One can imagine two futures for public administration, public management and public service around the world. A first would be what we see as a continuation of the status quo: with public administration essentially continuing as a series of national discourses, with perhaps a bit of cross-fertilization, but with this characterized by a classic core-periphery model. The preferable model, outlined in this paper, would see the development of an integrated community of scholars of public affairs.

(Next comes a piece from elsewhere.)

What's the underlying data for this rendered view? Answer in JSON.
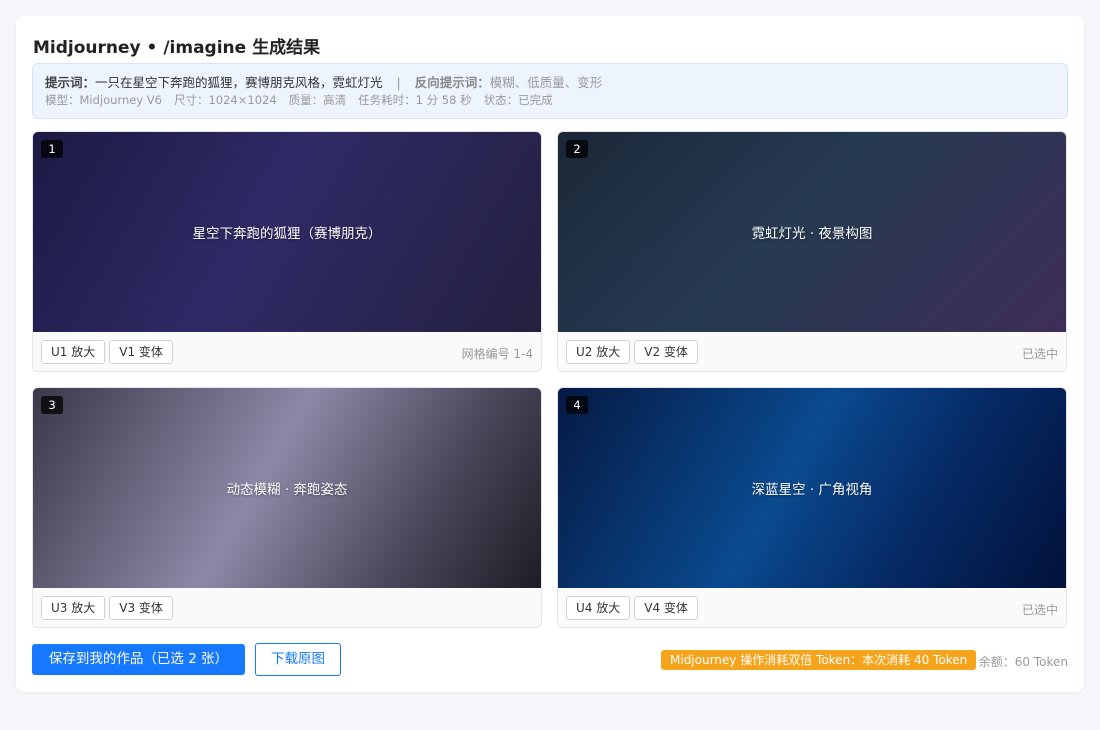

At least three hurdles need to be overcome to arrive at this integrated community. A first concerns the tension in the periphery between an epistemic nationalism and epistemic colonialism. The second hurdle to be overcome concerns the central role of the American literature in intellectual discourse in public administration. A third hurdle is more specific to public administration: what Canadian Iain Gow has referred to as public administration's profile, as ‘une science empirique par excellence’.